Refugee Iranian Photojournalist In Turkish Security Prison
The Turkish authorities arrested Hossein Salmanzadeh, an Iranian photojournalist and a refugee in Turkey, on April 26 and have detained him inside the Ankara Security Police Detention Center, Javad Moghimi Parsa told the International Campaign for Human Rights in Iran. According to Javad Moghimi, Salmanzadeh’s close friend and former colleague, Salmanzadeh embarked on a dry hunger strike for five days to protest his arrest and his detention inside the Ankara Security Detention Center.
In a short phone conversation with Hossein Salmanzadeh inside the detention center, he told the Campaign that he ended his hunger strike on Saturday, May 4. Salmanzadeh told the Campaign that it is possible that his arrest could be related to his absence in Nevshehir, the location where he was assigned for residence as a refugee, and his presence in Ankara. According to Turkish laws, any movement from an assigned location must only take place with permission. Salmanzadeh said, however, the penalty for such violations is usually cash fines and such a long detention for this violation is unprecedented. Hossein Salmanzadeh told the Campaign that during the last year, he has been sent messages from the Iranian government to return to Iran, and this matter has put additional pressure on him. “On the first days of my arrest, there were a lot more arrestees here who were all in this detention center for illegal presence or entry into Turkey, but in one round, 60 Afghanis were deported, and at the present, 27 individuals from different countries such as Chechnya, Afghanistan, Bangladesh, and so on, are being held here, but, I am the only person here who has a United Nations refugee acceptance letter, and I don’t understand why they are keeping me here,” Salmanzadeh told the Campaign. In this regard, as a UN-documented refugee, the detention of Hossein Salmanzadeh in a security prison in Turkey seems to be a questionable act.
“I talked to Hossein Salmanzadeh today [Saturday, May 4]. Hossein was not in good shape at all. He was in a bad psychological state. He was on hunger strike for five days, and has been kept among deportees and individuals who have entered Turkey illegally for the seven to eight days he has been in prison. His physical and mental strength had deteriorated and he was in a very bad state. A mutual friend had gone to visit Hossein and gave me the telephone number of the detention center, and I called him. Hossein’s voice was trembling and he had no strength to talk,” Javad Moghimi Parsa told the Campaign.
Hossein Salmanzadeh, a Fars News Agency’s photographer, exited Iran after his name was revealed as the photographer who took pictures of the street protests following the 2009 Iranian election and sent them to news agencies outside Iran. He has been registered and accepted by the United Nations High Commissioner for Refugee Affairs, and is currently awaiting determination of his future country of residence. Initially, Hossein Salmanzadeh’s case was assigned to the United States by the UN, but after several months of residence in the US, he returned to Turkey for personal reasons and again presented himself to the UNHCR, and his request for change of settlement country was accepted. Salmanzadeh is now awaiting determination of his settlement country.

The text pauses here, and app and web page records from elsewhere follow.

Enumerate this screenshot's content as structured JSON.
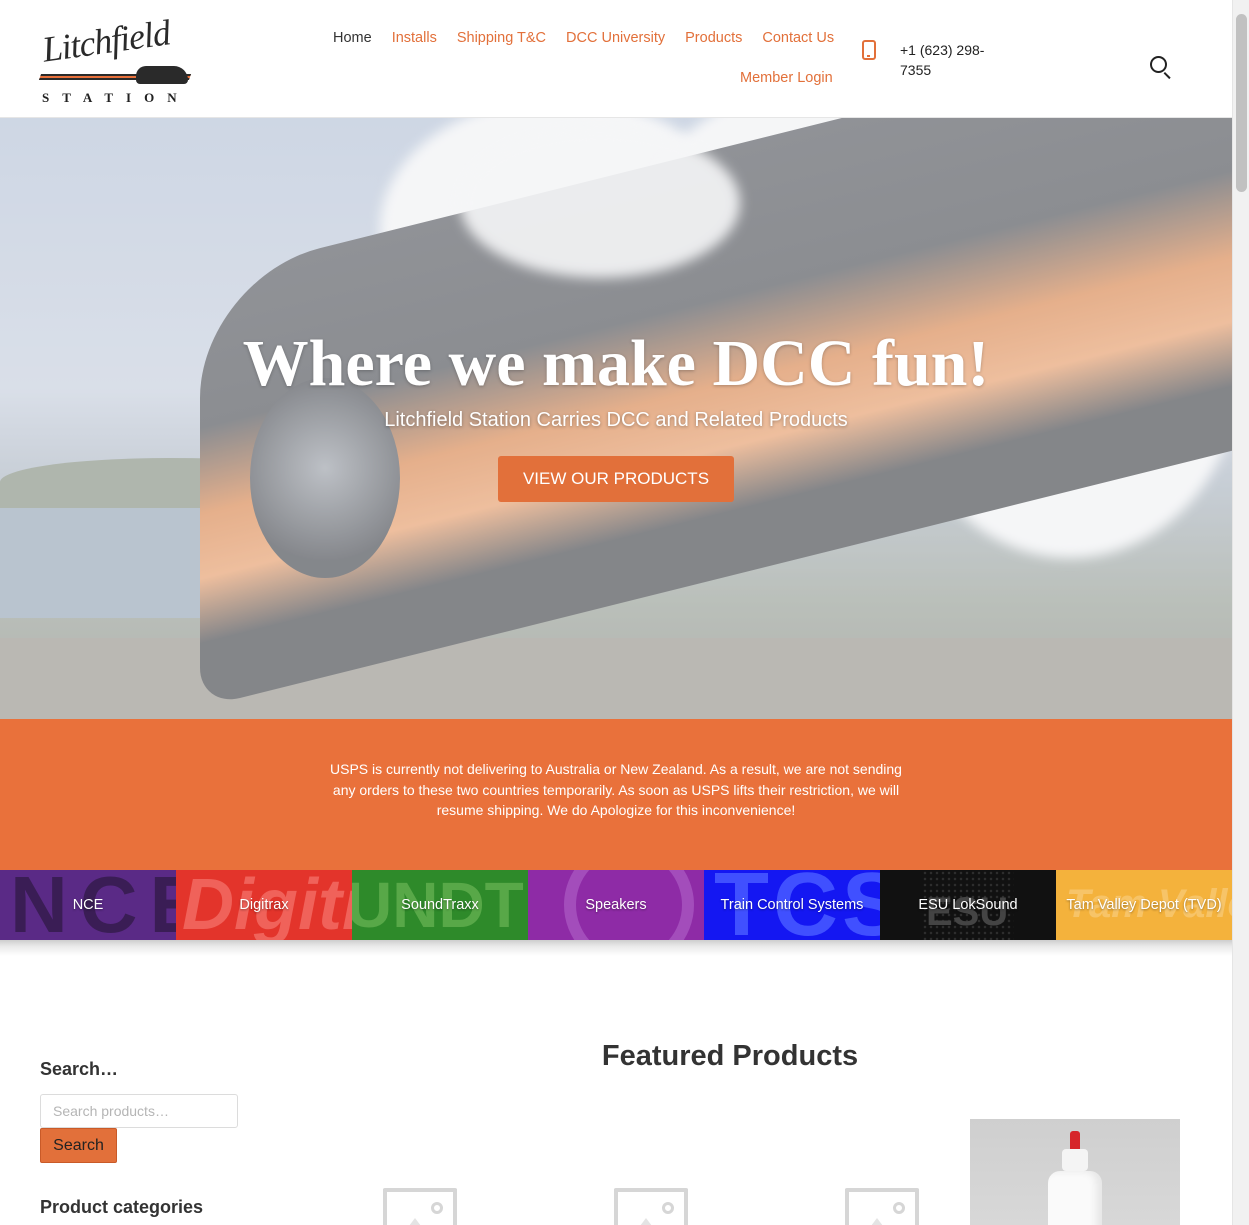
{
  "header": {
    "logo_script": "Litchfield",
    "logo_station": "STATION",
    "nav": [
      {
        "label": "Home",
        "active": true
      },
      {
        "label": "Installs"
      },
      {
        "label": "Shipping T&C"
      },
      {
        "label": "DCC University"
      },
      {
        "label": "Products"
      },
      {
        "label": "Contact Us"
      },
      {
        "label": "Member Login"
      }
    ],
    "phone": "+1 (623) 298-7355",
    "search_icon": "search-icon",
    "phone_icon": "mobile-phone-icon"
  },
  "hero": {
    "title": "Where we make DCC fun!",
    "subtitle": "Litchfield Station Carries DCC and Related Products",
    "button_label": "VIEW OUR PRODUCTS"
  },
  "notice": {
    "text": "USPS is currently not delivering to Australia or New Zealand. As a result, we are not sending any orders to these two countries temporarily. As soon as USPS lifts their restriction, we will resume shipping. We do Apologize for this inconvenience!"
  },
  "brands": [
    {
      "label": "NCE",
      "bg_text": "NCE"
    },
    {
      "label": "Digitrax",
      "bg_text": "Digitrax"
    },
    {
      "label": "SoundTraxx",
      "bg_text": "UNDTRAX"
    },
    {
      "label": "Speakers"
    },
    {
      "label": "Train Control Systems",
      "bg_text": "TCS"
    },
    {
      "label": "ESU LokSound",
      "bg_text": "ESU"
    },
    {
      "label": "Tam Valley Depot (TVD)",
      "bg_text": "Tam Valley"
    }
  ],
  "sidebar": {
    "search_title": "Search…",
    "search_placeholder": "Search products…",
    "search_button": "Search",
    "categories_title": "Product categories"
  },
  "featured": {
    "title": "Featured Products"
  },
  "colors": {
    "accent": "#e2703a",
    "notice_bg": "#e9713b"
  }
}
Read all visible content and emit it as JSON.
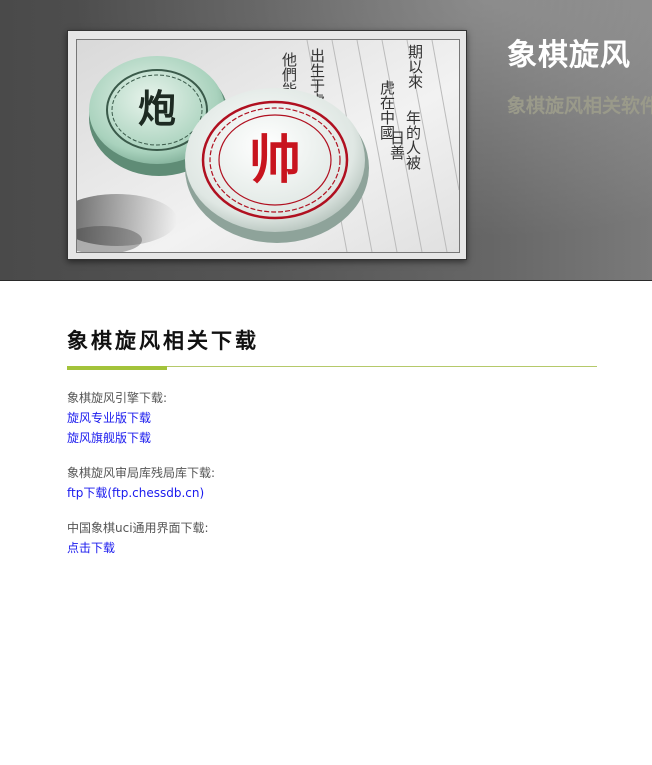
{
  "header": {
    "title": "象棋旋风",
    "subtitle": "象棋旋风相关软件",
    "image": {
      "left_piece_char": "炮",
      "right_piece_char": "帅",
      "book_text_columns": [
        "他們能夠",
        "出生于虎",
        "虎在中國",
        "期以來",
        "年的人被",
        "日善"
      ]
    }
  },
  "main": {
    "heading": "象棋旋风相关下载",
    "sections": [
      {
        "label": "象棋旋风引擎下载:",
        "links": [
          "旋风专业版下载",
          "旋风旗舰版下载"
        ]
      },
      {
        "label": "象棋旋风审局库残局库下载:",
        "links": [
          "ftp下载(ftp.chessdb.cn)"
        ]
      },
      {
        "label": "中国象棋uci通用界面下载:",
        "links": [
          "点击下载"
        ]
      }
    ]
  },
  "colors": {
    "header_bg": "#555555",
    "accent_green": "#a3c33a",
    "link_blue": "#1a1aee",
    "text_gray": "#555555"
  }
}
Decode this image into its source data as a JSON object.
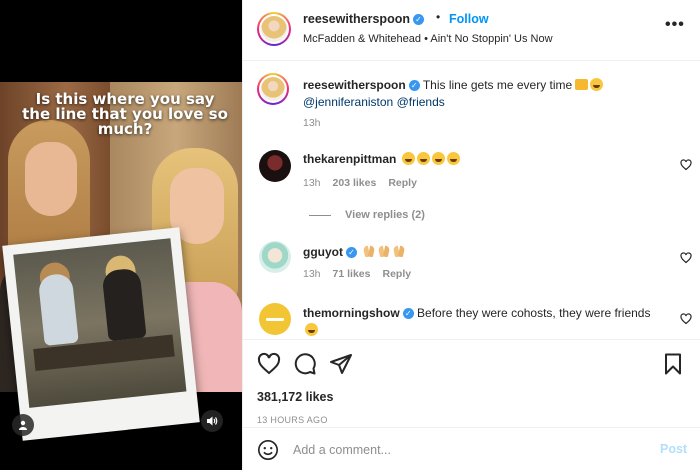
{
  "media": {
    "caption": "Is this where you say the line that you love so much?"
  },
  "header": {
    "username": "reesewitherspoon",
    "dot": "•",
    "follow_label": "Follow",
    "music": "McFadden & Whitehead • Ain't No Stoppin' Us Now",
    "more_label": "•••"
  },
  "caption_comment": {
    "username": "reesewitherspoon",
    "text": "This line gets me every time",
    "mentions": "@jenniferaniston @friends",
    "time": "13h"
  },
  "comments": [
    {
      "username": "thekarenpittman",
      "time": "13h",
      "likes": "203 likes",
      "reply": "Reply"
    },
    {
      "username": "gguyot",
      "time": "13h",
      "likes": "71 likes",
      "reply": "Reply"
    },
    {
      "username": "themorningshow",
      "text": "Before they were cohosts, they were friends"
    }
  ],
  "view_replies": "View replies (2)",
  "post": {
    "likes": "381,172 likes",
    "time_ago": "13 HOURS AGO"
  },
  "composer": {
    "placeholder": "Add a comment...",
    "post_label": "Post"
  },
  "icons": [
    "heart-icon",
    "comment-icon",
    "share-icon",
    "bookmark-icon",
    "emoji-icon",
    "user-tag-icon",
    "sound-icon",
    "more-icon",
    "verified-icon"
  ],
  "colors": {
    "accent": "#0095f6",
    "mention": "#00376b",
    "muted": "#8e8e8e",
    "post_disabled": "#b2dffc",
    "verified": "#3897f0"
  }
}
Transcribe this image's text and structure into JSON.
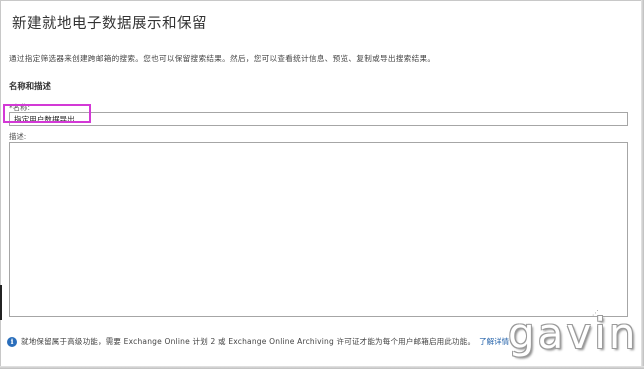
{
  "dialog": {
    "title": "新建就地电子数据展示和保留",
    "intro": "通过指定筛选器来创建跨邮箱的搜索。您也可以保留搜索结果。然后，您可以查看统计信息、预览、复制或导出搜索结果。"
  },
  "section": {
    "heading": "名称和描述"
  },
  "form": {
    "name_label": "*名称:",
    "name_value": "指定用户数据导出",
    "description_label": "描述:",
    "description_value": ""
  },
  "info_bar": {
    "icon": "info-icon",
    "text": "就地保留属于高级功能，需要 Exchange Online 计划 2 或 Exchange Online Archiving 许可证才能为每个用户邮箱启用此功能。",
    "link": "了解详情"
  },
  "watermark": {
    "text": "gavin"
  },
  "colors": {
    "highlight": "#d339d6",
    "link": "#1f5fa8",
    "info_icon": "#2a6ebb"
  }
}
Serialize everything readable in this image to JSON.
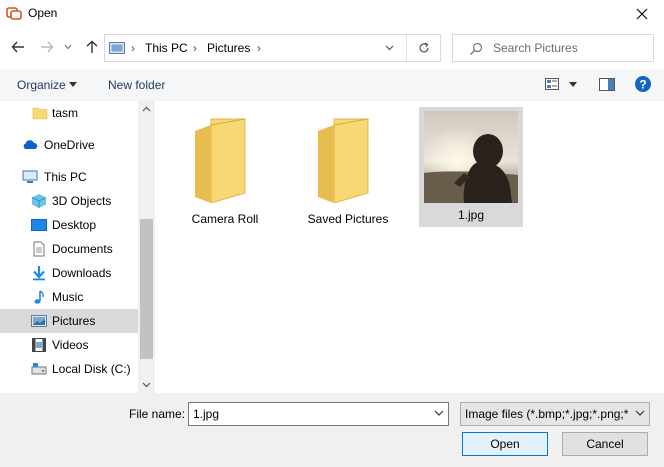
{
  "window": {
    "title": "Open"
  },
  "address": {
    "breadcrumb": [
      "This PC",
      "Pictures"
    ],
    "search_placeholder": "Search Pictures"
  },
  "toolbar": {
    "organize_label": "Organize",
    "new_folder_label": "New folder"
  },
  "sidebar": {
    "items": [
      {
        "label": "tasm",
        "icon": "folder-icon"
      },
      {
        "label": "OneDrive",
        "icon": "cloud-icon"
      },
      {
        "label": "This PC",
        "icon": "computer-icon"
      },
      {
        "label": "3D Objects",
        "icon": "cube-icon"
      },
      {
        "label": "Desktop",
        "icon": "desktop-icon"
      },
      {
        "label": "Documents",
        "icon": "document-icon"
      },
      {
        "label": "Downloads",
        "icon": "download-icon"
      },
      {
        "label": "Music",
        "icon": "music-icon"
      },
      {
        "label": "Pictures",
        "icon": "pictures-icon",
        "selected": true
      },
      {
        "label": "Videos",
        "icon": "videos-icon"
      },
      {
        "label": "Local Disk (C:)",
        "icon": "drive-icon"
      }
    ]
  },
  "files": [
    {
      "name": "Camera Roll",
      "type": "folder"
    },
    {
      "name": "Saved Pictures",
      "type": "folder"
    },
    {
      "name": "1.jpg",
      "type": "image",
      "selected": true
    }
  ],
  "bottom": {
    "file_name_label": "File name:",
    "file_name_value": "1.jpg",
    "filter_value": "Image files (*.bmp;*.jpg;*.png;*",
    "open_label": "Open",
    "cancel_label": "Cancel"
  },
  "colors": {
    "accent": "#0078d7",
    "selection": "#d9d9d9",
    "folder": "#f8d775"
  }
}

“I was in contact with Hossein a few days before his arrest,” Delbar Tavakoli, another one of Hossein Salmanzadeh’s friends, told the International Campaign for Human Rights in Iran. “He told me that the UN in Turkey had accepted his case file, and that he was waiting to be assigned to a country. He said he had spoken to the UN authorities several times over the past few months about this matter and that he protested the tardiness in forwarding his case file to a destination country,” said Tavakoli. “Hossein told me several times that the reason for his return to Turkey was the he was afflicted with depression in the United States, which of course I could observe myself that he did not have a balanced mental state. Hossein said that because he did not have a job and because of the mental pressure, he returned to Turkey in the hopes that in Europe he would live in a busier environment and that he would escape depression and find employment there,” Delbar Tavakoli told the Campaign.